Page by Page Books
Read Books Online, for Free
Part III Edith Wharton

Chapter XXX

Page 3 of 4

Table Of Contents: The Glimpses of the Moon

Previous Page

Next Page

Previous Chapter

More Books

More by this Author

"But it does matter--it matters more than you can think!"

She straightened herself, still kneeling before him, and lifted her head so that the firelight behind her turned her hair into a ruddy halo. "Oh, Nick, the bracelet--Ellie's bracelet .... I've never returned it to her," she faltered out.

He felt himself recoiling under the hands with which she clutched his knees. For an instant he did not remember what she alluded to; it was the mere mention of Ellie Vanderlyn's name that had fallen between them like an icy shadow. What an incorrigible fool he had been to think they could ever shake off such memories, or cease to be the slaves of such a past!

"The bracelet?--Oh, yes," he said, suddenly understanding, and feeling the chill mount slowly to his lips.

"Yes, the bracelet ... Oh, Nick, I meant to give it back at once; I did--I did; but the day you went away I forgot everything else. And when I found the thing, in the bottom of my bag, weeks afterward, I thought everything was over between you and me, and I had begun to see Ellie again, and she was kind to me and how could I?" To save his life he could have found no answer, and she pressed on: "And so this morning, when I saw you were frightened by the expense of bringing all the children with us, and when I felt I couldn't leave them, and couldn't leave you either, I remembered the bracelet; and I sent you off to telephone while I rushed round the corner to a little jeweller's where I'd been before, and pawned it so that you shouldn't have to pay for the children .... But now, darling, you see, if you've got all that money, I can get it out of pawn at once, can't I, and send it back to her?"

Tired of reading? Add this page to your Bookmarks or Favorites and finish it later.

She flung her arms about him, and he held her fast, wondering if the tears he felt were hers or his. Still he did not speak; but as he clasped her close she added, with an irrepressible flash of her old irony: "Not that Ellie will understand why I've done it. She's never yet been able to make out why you returned her scarf-pin."

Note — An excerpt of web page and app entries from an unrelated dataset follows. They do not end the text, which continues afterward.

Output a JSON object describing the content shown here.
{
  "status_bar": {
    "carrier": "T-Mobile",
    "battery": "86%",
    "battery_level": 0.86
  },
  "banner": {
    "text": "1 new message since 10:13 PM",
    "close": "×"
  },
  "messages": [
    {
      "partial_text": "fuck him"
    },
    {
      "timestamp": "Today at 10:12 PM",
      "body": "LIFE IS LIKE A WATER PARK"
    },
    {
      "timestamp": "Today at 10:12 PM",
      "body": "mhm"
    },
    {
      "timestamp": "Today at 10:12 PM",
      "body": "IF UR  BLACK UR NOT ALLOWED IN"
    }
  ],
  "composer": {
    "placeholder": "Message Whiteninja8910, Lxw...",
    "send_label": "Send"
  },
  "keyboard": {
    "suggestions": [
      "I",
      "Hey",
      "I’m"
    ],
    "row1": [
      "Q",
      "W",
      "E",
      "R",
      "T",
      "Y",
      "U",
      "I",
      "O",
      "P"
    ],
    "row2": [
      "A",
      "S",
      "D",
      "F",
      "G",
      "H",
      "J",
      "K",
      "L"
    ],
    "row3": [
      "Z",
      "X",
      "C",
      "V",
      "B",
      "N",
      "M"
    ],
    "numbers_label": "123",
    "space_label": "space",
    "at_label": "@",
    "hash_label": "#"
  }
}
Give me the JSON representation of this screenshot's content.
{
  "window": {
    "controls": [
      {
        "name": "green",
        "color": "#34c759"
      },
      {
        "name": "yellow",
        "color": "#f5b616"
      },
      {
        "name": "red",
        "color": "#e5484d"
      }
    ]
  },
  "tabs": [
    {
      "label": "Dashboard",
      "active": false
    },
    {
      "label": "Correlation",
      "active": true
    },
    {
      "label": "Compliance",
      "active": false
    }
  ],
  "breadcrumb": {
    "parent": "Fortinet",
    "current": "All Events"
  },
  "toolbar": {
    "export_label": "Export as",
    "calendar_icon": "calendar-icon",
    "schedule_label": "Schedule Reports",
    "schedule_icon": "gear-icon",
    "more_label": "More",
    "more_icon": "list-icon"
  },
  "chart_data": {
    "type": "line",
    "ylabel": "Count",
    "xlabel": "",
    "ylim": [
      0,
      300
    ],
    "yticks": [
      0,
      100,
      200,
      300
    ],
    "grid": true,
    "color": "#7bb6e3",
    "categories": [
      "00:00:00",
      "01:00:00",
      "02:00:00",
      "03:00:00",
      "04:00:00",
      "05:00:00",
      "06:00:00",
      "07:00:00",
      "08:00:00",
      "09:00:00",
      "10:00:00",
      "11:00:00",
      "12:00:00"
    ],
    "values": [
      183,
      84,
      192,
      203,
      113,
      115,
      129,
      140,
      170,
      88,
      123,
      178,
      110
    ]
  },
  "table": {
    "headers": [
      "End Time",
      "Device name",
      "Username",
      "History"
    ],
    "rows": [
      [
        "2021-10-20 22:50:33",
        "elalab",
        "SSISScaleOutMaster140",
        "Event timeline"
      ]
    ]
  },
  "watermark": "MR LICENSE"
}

For a long time she continued to lean against him, her head on his knees, as she had done on the terrace of Como on the last night of their honeymoon. She had ceased to talk, and he sat silent also, passing his hand quietly to and fro over her hair. The first rapture had been succeeded by soberer feelings. Her confession had broken up the frozen pride about his heart, and humbled him to the earth; but it had also roused forgotten things, memories and scruples swept aside in the first rush of their reunion. He and she belonged to each other for always: he understood that now. The impulse which had first drawn them together again, in spite of reason, in spite of themselves almost, that deep-seated instinctive need that each had of the other, would never again wholly let them go. Yet as he sat there he thought of Strefford, he thought of Coral Hicks. He had been a coward in regard to Coral, and Susy had been sincere and courageous in regard to Strefford. Yet his mind dwelt on Coral with tenderness, with compunction, with remorse; and he was almost sure that Susy had already put Strefford utterly out of her mind.

Page 3 of 4 Previous Page   Next Page
Who's On Your Reading List?
Read Classic Books Online for Free at
Page by Page Books.TM
The Glimpses of the Moon
Edith Wharton

Home | More Books | About Us | Copyright 2004